On Saturday, April 7th, I drug my friend Lisa to a little red barn in Suwanee. This little red barn is none other than Everett’s Music Barn. It’s an institution in the bluegrass music scene in North Georgia. Musical magic has been created on the Everett’s property since 1964. I have passed by the Music Barn more times than I can count but never stopped before. I had always heard that great music was played in that hall though.
I grew up listening to the husband of my mother’s best friend (who is like a second dad to me) play bluegrass and older rock classics. He plays multiple instruments like the fiddle, guitar, and piano. I loved to listen to him and his father pick. For those not from the south, you may be like “What’s pick mean?” Pick means to play their string instruments. I remember being captivated by them pickin so it’s no surprise that I found myself instantly drawn into the music coming out of the Everett’s Music Barn.
Everett’s Music Barn was started by brothers Randall and Roger Everett. Their brother Jerry Everett was a Gwinnett police officer who was killed in the line of duty. Family and friends would stop by the Everett’s after Jerry’s death and would often turn to music to deal with their grief.

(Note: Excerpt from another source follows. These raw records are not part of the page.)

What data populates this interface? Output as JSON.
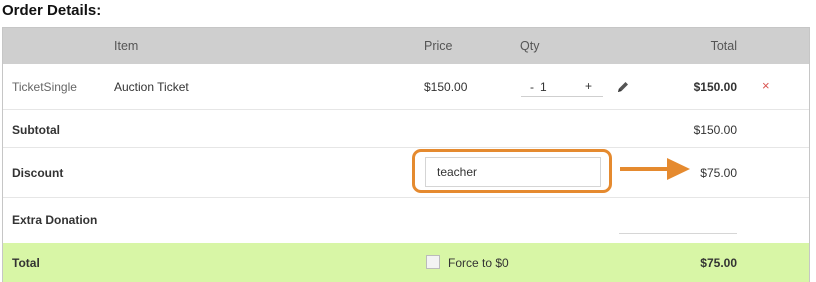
{
  "heading": "Order Details:",
  "columns": {
    "item": "Item",
    "price": "Price",
    "qty": "Qty",
    "total": "Total"
  },
  "line_item": {
    "type": "TicketSingle",
    "name": "Auction Ticket",
    "price": "$150.00",
    "qty_minus": "-",
    "qty_value": "1",
    "qty_plus": "+",
    "total": "$150.00",
    "remove": "×"
  },
  "subtotal": {
    "label": "Subtotal",
    "value": "$150.00"
  },
  "discount": {
    "label": "Discount",
    "code": "teacher",
    "value": "$75.00"
  },
  "extra_donation": {
    "label": "Extra Donation"
  },
  "total": {
    "label": "Total",
    "force_label": "Force to $0",
    "value": "$75.00"
  },
  "colors": {
    "header_bg": "#cfcfcf",
    "total_bg": "#d8f6a6",
    "highlight": "#e58a2f",
    "remove": "#d9534f"
  }
}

Randall and Roger played guitar. Randall loved country music and listened to radio stations coming from Nashville as well as the local Buford based station, WDYX. The brothers entered a contest hosted by WDYX earning a spot on the “Sleepy Head George Show”. While playing on this show they met future band members Roy, Ruth, and Weldon Westray. Rounding out their newly formed band, “Country Ramblers” were their eldest brother Leroy and Slim Higdon.
With Mama Everett’s permission, the brothers and other musicians began to play at the Everett residence. They soon outgrew their living room jam sessions and in 1968 Leroy added a music room onto the back of the house. Leroy had a dream of building a music barn as the music room was outgrown. With no money but plenty of family and friends to help, they dismantled an old Norcross duplex and reassembled it on the Everett’s property. Thus, Everett’s Music Barn was born in truth.
When I walked into the actual Music Barn, I instantly got nostalgic. My father wasn’t a musician but loved bluegrass music and would often sing along when other’s picked. I thought “Wow, daddy would enjoy this so much.” I am my father’s daughter and found myself tapping my feet to the music. I was enthralled as each musician; the fiddler, banjo player, bass player (The bass they play is not the string instrument that resembles a guitar but the largest member of the string family also known as a double or upright bass.), mandolin player, harmonica player, and vocalist would do their part in the song.
I was encouraged to venture to the house that the Everetts grew up where I found even more musicians and people who were all enjoying the notes they created. The musicians played by ear as no sheet music was found in any of the several rooms that music was being played in. Instead you would hear them briefly discuss the song to be played such as the key and the tempo. They could find the others’ tempo and in no time they were in harmony.
Although brothers Randall, Roger, and Leroy have each passed away, regular jam sessions can still be found just about every Saturday night. Their legacy lives on within the Everett family. Everett’s Music Barn relies solely on donations given by those that come to listen to the wonderful musicians that come from all over to play there.
Everett’s Music Barn is located at 4055 Stonecypher Road in Suwanee. For more information on this local legend, visit their website www.everettsmusicbarn.net or check them out on Facebook.